Extracted material.
━━━
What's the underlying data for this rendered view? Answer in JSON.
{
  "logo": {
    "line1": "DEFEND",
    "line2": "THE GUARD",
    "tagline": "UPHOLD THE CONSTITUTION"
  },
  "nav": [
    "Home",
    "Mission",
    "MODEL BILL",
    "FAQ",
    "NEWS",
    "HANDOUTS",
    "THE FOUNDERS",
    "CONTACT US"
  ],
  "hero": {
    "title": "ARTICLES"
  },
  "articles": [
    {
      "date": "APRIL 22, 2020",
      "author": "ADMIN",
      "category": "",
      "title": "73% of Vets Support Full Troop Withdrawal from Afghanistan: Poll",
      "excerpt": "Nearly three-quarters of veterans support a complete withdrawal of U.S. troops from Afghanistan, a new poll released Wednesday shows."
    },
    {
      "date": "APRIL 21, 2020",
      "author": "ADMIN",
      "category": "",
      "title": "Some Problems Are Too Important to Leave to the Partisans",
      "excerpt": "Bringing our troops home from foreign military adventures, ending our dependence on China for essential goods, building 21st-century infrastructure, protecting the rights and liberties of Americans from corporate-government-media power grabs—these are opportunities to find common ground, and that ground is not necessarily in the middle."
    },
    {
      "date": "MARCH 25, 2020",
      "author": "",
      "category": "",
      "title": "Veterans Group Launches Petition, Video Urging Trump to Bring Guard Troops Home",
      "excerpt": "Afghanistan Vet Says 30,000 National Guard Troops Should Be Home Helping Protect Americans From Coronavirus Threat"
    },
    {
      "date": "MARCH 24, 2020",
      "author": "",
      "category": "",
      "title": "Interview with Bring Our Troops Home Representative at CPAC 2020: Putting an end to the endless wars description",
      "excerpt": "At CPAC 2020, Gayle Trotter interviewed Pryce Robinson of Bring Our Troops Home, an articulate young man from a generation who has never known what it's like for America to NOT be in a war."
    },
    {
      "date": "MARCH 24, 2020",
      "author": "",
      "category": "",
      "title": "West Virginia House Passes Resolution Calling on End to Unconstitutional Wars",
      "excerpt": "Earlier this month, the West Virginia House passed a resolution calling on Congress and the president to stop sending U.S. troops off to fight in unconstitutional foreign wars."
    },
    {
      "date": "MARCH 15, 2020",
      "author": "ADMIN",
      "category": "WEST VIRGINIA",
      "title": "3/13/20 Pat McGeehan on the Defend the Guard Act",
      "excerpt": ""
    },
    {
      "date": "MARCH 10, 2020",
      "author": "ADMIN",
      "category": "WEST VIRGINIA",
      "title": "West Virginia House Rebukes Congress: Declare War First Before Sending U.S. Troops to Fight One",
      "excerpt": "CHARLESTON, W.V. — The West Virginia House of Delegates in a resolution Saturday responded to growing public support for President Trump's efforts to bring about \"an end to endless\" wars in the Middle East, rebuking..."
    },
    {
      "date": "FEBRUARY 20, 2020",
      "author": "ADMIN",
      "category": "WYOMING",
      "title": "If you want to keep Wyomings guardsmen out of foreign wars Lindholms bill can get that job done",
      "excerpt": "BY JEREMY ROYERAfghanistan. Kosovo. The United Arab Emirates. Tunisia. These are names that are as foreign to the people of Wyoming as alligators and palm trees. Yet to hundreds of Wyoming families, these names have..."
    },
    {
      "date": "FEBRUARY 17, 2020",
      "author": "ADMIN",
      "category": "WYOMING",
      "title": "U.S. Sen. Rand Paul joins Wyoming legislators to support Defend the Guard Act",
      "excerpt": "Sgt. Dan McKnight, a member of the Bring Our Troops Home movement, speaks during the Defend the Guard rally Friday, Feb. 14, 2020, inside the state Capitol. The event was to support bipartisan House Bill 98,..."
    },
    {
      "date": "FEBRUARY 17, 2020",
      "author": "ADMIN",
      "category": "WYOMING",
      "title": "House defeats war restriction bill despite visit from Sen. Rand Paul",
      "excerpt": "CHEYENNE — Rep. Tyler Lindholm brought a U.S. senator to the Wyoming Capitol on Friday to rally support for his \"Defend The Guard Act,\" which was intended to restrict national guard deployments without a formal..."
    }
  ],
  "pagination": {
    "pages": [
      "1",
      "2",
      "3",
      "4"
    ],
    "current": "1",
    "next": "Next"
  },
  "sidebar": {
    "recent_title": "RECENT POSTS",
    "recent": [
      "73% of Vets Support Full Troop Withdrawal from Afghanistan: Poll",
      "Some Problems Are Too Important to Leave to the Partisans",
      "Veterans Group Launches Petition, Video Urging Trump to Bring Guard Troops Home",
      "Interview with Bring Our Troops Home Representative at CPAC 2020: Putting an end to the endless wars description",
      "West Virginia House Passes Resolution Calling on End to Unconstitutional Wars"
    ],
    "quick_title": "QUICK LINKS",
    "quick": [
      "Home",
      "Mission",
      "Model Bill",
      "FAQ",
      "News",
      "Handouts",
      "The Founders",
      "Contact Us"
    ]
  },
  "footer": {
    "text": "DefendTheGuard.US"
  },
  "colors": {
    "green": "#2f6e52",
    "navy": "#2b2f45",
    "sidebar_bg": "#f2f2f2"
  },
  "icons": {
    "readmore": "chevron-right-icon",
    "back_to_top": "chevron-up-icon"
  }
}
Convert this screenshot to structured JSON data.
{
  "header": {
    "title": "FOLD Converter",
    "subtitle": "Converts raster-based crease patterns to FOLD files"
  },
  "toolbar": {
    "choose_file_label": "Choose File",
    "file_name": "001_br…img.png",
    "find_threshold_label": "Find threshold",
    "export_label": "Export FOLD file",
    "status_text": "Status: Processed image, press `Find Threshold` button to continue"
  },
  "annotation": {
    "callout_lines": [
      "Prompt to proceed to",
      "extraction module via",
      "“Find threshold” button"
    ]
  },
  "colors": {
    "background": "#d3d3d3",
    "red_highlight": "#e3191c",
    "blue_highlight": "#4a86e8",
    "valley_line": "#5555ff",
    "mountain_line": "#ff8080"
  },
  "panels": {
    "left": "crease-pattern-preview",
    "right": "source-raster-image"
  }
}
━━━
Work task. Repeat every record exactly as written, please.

Your solution.
What's the underlying data for this rendered view? Answer in JSON.
{
  "logo": {
    "line1": "DEFEND",
    "line2": "THE GUARD",
    "tagline": "UPHOLD THE CONSTITUTION"
  },
  "nav": [
    "Home",
    "Mission",
    "MODEL BILL",
    "FAQ",
    "NEWS",
    "HANDOUTS",
    "THE FOUNDERS",
    "CONTACT US"
  ],
  "hero": {
    "title": "ARTICLES"
  },
  "articles": [
    {
      "date": "APRIL 22, 2020",
      "author": "ADMIN",
      "category": "",
      "title": "73% of Vets Support Full Troop Withdrawal from Afghanistan: Poll",
      "excerpt": "Nearly three-quarters of veterans support a complete withdrawal of U.S. troops from Afghanistan, a new poll released Wednesday shows."
    },
    {
      "date": "APRIL 21, 2020",
      "author": "ADMIN",
      "category": "",
      "title": "Some Problems Are Too Important to Leave to the Partisans",
      "excerpt": "Bringing our troops home from foreign military adventures, ending our dependence on China for essential goods, building 21st-century infrastructure, protecting the rights and liberties of Americans from corporate-government-media power grabs—these are opportunities to find common ground, and that ground is not necessarily in the middle."
    },
    {
      "date": "MARCH 25, 2020",
      "author": "",
      "category": "",
      "title": "Veterans Group Launches Petition, Video Urging Trump to Bring Guard Troops Home",
      "excerpt": "Afghanistan Vet Says 30,000 National Guard Troops Should Be Home Helping Protect Americans From Coronavirus Threat"
    },
    {
      "date": "MARCH 24, 2020",
      "author": "",
      "category": "",
      "title": "Interview with Bring Our Troops Home Representative at CPAC 2020: Putting an end to the endless wars description",
      "excerpt": "At CPAC 2020, Gayle Trotter interviewed Pryce Robinson of Bring Our Troops Home, an articulate young man from a generation who has never known what it's like for America to NOT be in a war."
    },
    {
      "date": "MARCH 24, 2020",
      "author": "",
      "category": "",
      "title": "West Virginia House Passes Resolution Calling on End to Unconstitutional Wars",
      "excerpt": "Earlier this month, the West Virginia House passed a resolution calling on Congress and the president to stop sending U.S. troops off to fight in unconstitutional foreign wars."
    },
    {
      "date": "MARCH 15, 2020",
      "author": "ADMIN",
      "category": "WEST VIRGINIA",
      "title": "3/13/20 Pat McGeehan on the Defend the Guard Act",
      "excerpt": ""
    },
    {
      "date": "MARCH 10, 2020",
      "author": "ADMIN",
      "category": "WEST VIRGINIA",
      "title": "West Virginia House Rebukes Congress: Declare War First Before Sending U.S. Troops to Fight One",
      "excerpt": "CHARLESTON, W.V. — The West Virginia House of Delegates in a resolution Saturday responded to growing public support for President Trump's efforts to bring about \"an end to endless\" wars in the Middle East, rebuking..."
    },
    {
      "date": "FEBRUARY 20, 2020",
      "author": "ADMIN",
      "category": "WYOMING",
      "title": "If you want to keep Wyomings guardsmen out of foreign wars Lindholms bill can get that job done",
      "excerpt": "BY JEREMY ROYERAfghanistan. Kosovo. The United Arab Emirates. Tunisia. These are names that are as foreign to the people of Wyoming as alligators and palm trees. Yet to hundreds of Wyoming families, these names have..."
    },
    {
      "date": "FEBRUARY 17, 2020",
      "author": "ADMIN",
      "category": "WYOMING",
      "title": "U.S. Sen. Rand Paul joins Wyoming legislators to support Defend the Guard Act",
      "excerpt": "Sgt. Dan McKnight, a member of the Bring Our Troops Home movement, speaks during the Defend the Guard rally Friday, Feb. 14, 2020, inside the state Capitol. The event was to support bipartisan House Bill 98,..."
    },
    {
      "date": "FEBRUARY 17, 2020",
      "author": "ADMIN",
      "category": "WYOMING",
      "title": "House defeats war restriction bill despite visit from Sen. Rand Paul",
      "excerpt": "CHEYENNE — Rep. Tyler Lindholm brought a U.S. senator to the Wyoming Capitol on Friday to rally support for his \"Defend The Guard Act,\" which was intended to restrict national guard deployments without a formal..."
    }
  ],
  "pagination": {
    "pages": [
      "1",
      "2",
      "3",
      "4"
    ],
    "current": "1",
    "next": "Next"
  },
  "sidebar": {
    "recent_title": "RECENT POSTS",
    "recent": [
      "73% of Vets Support Full Troop Withdrawal from Afghanistan: Poll",
      "Some Problems Are Too Important to Leave to the Partisans",
      "Veterans Group Launches Petition, Video Urging Trump to Bring Guard Troops Home",
      "Interview with Bring Our Troops Home Representative at CPAC 2020: Putting an end to the endless wars description",
      "West Virginia House Passes Resolution Calling on End to Unconstitutional Wars"
    ],
    "quick_title": "QUICK LINKS",
    "quick": [
      "Home",
      "Mission",
      "Model Bill",
      "FAQ",
      "News",
      "Handouts",
      "The Founders",
      "Contact Us"
    ]
  },
  "footer": {
    "text": "DefendTheGuard.US"
  },
  "colors": {
    "green": "#2f6e52",
    "navy": "#2b2f45",
    "sidebar_bg": "#f2f2f2"
  },
  "icons": {
    "readmore": "chevron-right-icon",
    "back_to_top": "chevron-up-icon"
  }
}
Convert this screenshot to structured JSON data.
{
  "header": {
    "title": "FOLD Converter",
    "subtitle": "Converts raster-based crease patterns to FOLD files"
  },
  "toolbar": {
    "choose_file_label": "Choose File",
    "file_name": "001_br…img.png",
    "find_threshold_label": "Find threshold",
    "export_label": "Export FOLD file",
    "status_text": "Status: Processed image, press `Find Threshold` button to continue"
  },
  "annotation": {
    "callout_lines": [
      "Prompt to proceed to",
      "extraction module via",
      "“Find threshold” button"
    ]
  },
  "colors": {
    "background": "#d3d3d3",
    "red_highlight": "#e3191c",
    "blue_highlight": "#4a86e8",
    "valley_line": "#5555ff",
    "mountain_line": "#ff8080"
  },
  "panels": {
    "left": "crease-pattern-preview",
    "right": "source-raster-image"
  }
}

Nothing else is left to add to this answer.